**Assignment**
Below are some entries. Copy each line in them that holds "this".

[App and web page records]
########################################

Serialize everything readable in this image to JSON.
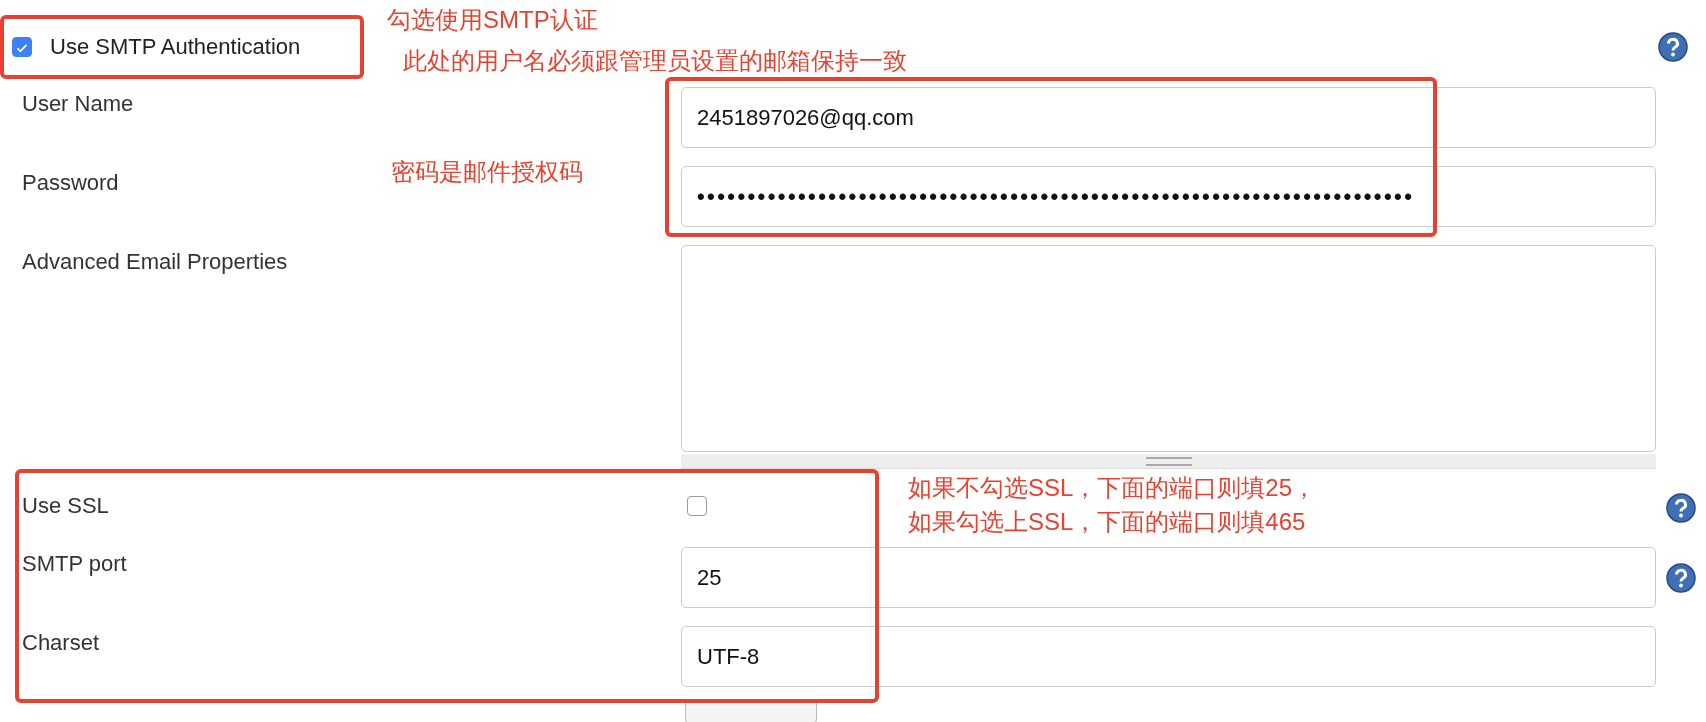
{
  "fields": [
    {
      "kind": "checkbox",
      "label": "Use SMTP Authentication",
      "checked": true,
      "help": true
    },
    {
      "kind": "text",
      "label": "User Name",
      "value": "2451897026@qq.com",
      "help": false
    },
    {
      "kind": "text",
      "label": "Password",
      "value": "•••••••••••••••••••••••••••••••••••••••••••••••••••••••••••••••••••••••",
      "help": false
    },
    {
      "kind": "textarea",
      "label": "Advanced Email Properties",
      "help": false
    },
    {
      "kind": "checkbox",
      "label": "Use SSL",
      "checked": false,
      "help": true
    },
    {
      "kind": "text",
      "label": "SMTP port",
      "value": "25",
      "help": true
    },
    {
      "kind": "text",
      "label": "Charset",
      "value": "UTF-8",
      "help": false
    }
  ],
  "annotations": [
    {
      "text": "勾选使用SMTP认证"
    },
    {
      "text": "此处的用户名必须跟管理员设置的邮箱保持一致"
    },
    {
      "text": "密码是邮件授权码"
    },
    {
      "text": "如果不勾选SSL，下面的端口则填25，"
    },
    {
      "text": "如果勾选上SSL，下面的端口则填465"
    }
  ]
}
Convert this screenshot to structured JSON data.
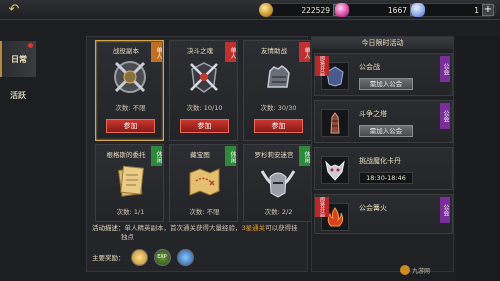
{
  "topbar": {
    "back_icon": "back-arrow-icon",
    "resources": [
      {
        "name": "gold",
        "icon": "gold-coin-icon",
        "value": "222529"
      },
      {
        "name": "gem",
        "icon": "pink-gem-icon",
        "value": "1667"
      },
      {
        "name": "crystal",
        "icon": "blue-crystal-icon",
        "value": "1"
      }
    ],
    "plus": "+"
  },
  "sidebar": {
    "tabs": [
      {
        "label": "日常",
        "active": true
      },
      {
        "label": "活跃",
        "active": false
      }
    ]
  },
  "cards": [
    {
      "title": "战役副本",
      "tag": "单人",
      "tag_type": "solo",
      "count": "次数: 不限",
      "button": "参加",
      "art": "shield-axes-icon",
      "selected": true
    },
    {
      "title": "决斗之魂",
      "tag": "单人",
      "tag_type": "team",
      "count": "次数: 10/10",
      "button": "参加",
      "art": "crossed-swords-shield-icon",
      "selected": false
    },
    {
      "title": "友情助战",
      "tag": "单人",
      "tag_type": "team",
      "count": "次数: 30/30",
      "button": "参加",
      "art": "gauntlet-icon",
      "selected": false
    },
    {
      "title": "根格斯的委托",
      "tag": "休闲",
      "tag_type": "rest",
      "count": "次数: 1/1",
      "button": "",
      "art": "scroll-paper-icon",
      "selected": false
    },
    {
      "title": "藏宝图",
      "tag": "休闲",
      "tag_type": "rest",
      "count": "次数: 不限",
      "button": "",
      "art": "treasure-map-icon",
      "selected": false
    },
    {
      "title": "罗杉莉安迷宫",
      "tag": "休闲",
      "tag_type": "rest",
      "count": "次数: 2/2",
      "button": "",
      "art": "horned-helmet-icon",
      "selected": false
    }
  ],
  "description": {
    "label": "活动描述：",
    "text_a": "单人精英副本，首次通关获得大量经验，",
    "text_hi": "3星通关",
    "text_b": "可以获得挂",
    "text_c": "独点"
  },
  "rewards": {
    "label": "主要奖励：",
    "items": [
      {
        "icon": "gold-medal-icon",
        "text": ""
      },
      {
        "icon": "exp-icon",
        "text": "EXP"
      },
      {
        "icon": "blue-orb-icon",
        "text": ""
      }
    ]
  },
  "events_panel": {
    "title": "今日限时活动",
    "events": [
      {
        "name": "公会战",
        "ribbon": "即将开启",
        "action": "需加入公会",
        "type": "button",
        "tag": "公会",
        "art": "guild-helm-icon"
      },
      {
        "name": "斗争之塔",
        "ribbon": "",
        "action": "需加入公会",
        "type": "button",
        "tag": "公会",
        "art": "tower-icon"
      },
      {
        "name": "挑战魔化卡丹",
        "ribbon": "",
        "action": "18:30-18:46",
        "type": "time",
        "tag": "",
        "art": "demon-face-icon"
      },
      {
        "name": "公会篝火",
        "ribbon": "即将开启",
        "action": "",
        "type": "none",
        "tag": "公会",
        "art": "bonfire-icon"
      }
    ]
  },
  "watermark": "九游网",
  "colors": {
    "accent_gold": "#d4a650",
    "join_red": "#c8362e",
    "guild_purple": "#7a2e9a",
    "rest_green": "#2e8a3a"
  }
}
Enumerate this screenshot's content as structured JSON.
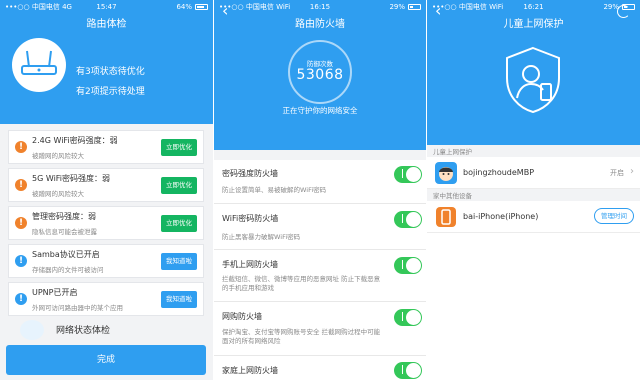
{
  "status_bar": {
    "carrier": "•••○○ 中国电信",
    "network_p1": "4G",
    "network_wifi": "WiFi",
    "time_p1": "15:47",
    "time_p2": "16:15",
    "time_p3": "16:21",
    "battery_p1": "64%",
    "battery_p2": "29%",
    "battery_p3": "29%",
    "battery_p1_level": 0.64,
    "battery_p2_level": 0.29
  },
  "screen1": {
    "title": "路由体检",
    "summary_line1": "有3项状态待优化",
    "summary_line2": "有2项提示待处理",
    "items": [
      {
        "title": "2.4G WiFi密码强度：弱",
        "desc": "被蹭网的风险较大",
        "action": "立即优化",
        "level": "warn"
      },
      {
        "title": "5G WiFi密码强度：弱",
        "desc": "被蹭网的风险较大",
        "action": "立即优化",
        "level": "warn"
      },
      {
        "title": "管理密码强度：弱",
        "desc": "隐私信息可能会被泄露",
        "action": "立即优化",
        "level": "warn"
      },
      {
        "title": "Samba协议已开启",
        "desc": "存储器内的文件可被访问",
        "action": "我知道啦",
        "level": "info"
      },
      {
        "title": "UPNP已开启",
        "desc": "外网可访问路由器中的某个应用",
        "action": "我知道啦",
        "level": "info"
      }
    ],
    "net_check": "网络状态体检",
    "done": "完成"
  },
  "screen2": {
    "title": "路由防火墙",
    "counter_label": "防御次数",
    "counter_value": "53068",
    "guard_text": "正在守护你的网络安全",
    "rows": [
      {
        "title": "密码强度防火墙",
        "desc": "防止设置简单、易被破解的WiFi密码"
      },
      {
        "title": "WiFi密码防火墙",
        "desc": "防止黑客暴力破解WiFi密码"
      },
      {
        "title": "手机上网防火墙",
        "desc": "拦截短信、微信、微博等应用的恶意网址 防止下载恶意的手机应用和游戏"
      },
      {
        "title": "网购防火墙",
        "desc": "保护淘宝、支付宝等网购账号安全 拦截网购过程中可能面对的所有网络风险"
      },
      {
        "title": "家庭上网防火墙",
        "desc": ""
      }
    ]
  },
  "screen3": {
    "title": "儿童上网保护",
    "section_child": "儿童上网保护",
    "section_family": "家中其他设备",
    "child_device": {
      "name": "bojingzhoudeMBP",
      "status": "开启"
    },
    "family_device": {
      "name": "bai-iPhone(iPhone)",
      "action": "管理时间"
    }
  },
  "colors": {
    "primary": "#2f9ef0",
    "green": "#14b561",
    "orange": "#f0822c",
    "toggle": "#34c759"
  }
}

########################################

**Problem solution**
Serialize everything readable in this image to JSON.
Convert this screenshot to structured JSON data.
Enumerate this screenshot's content as structured JSON.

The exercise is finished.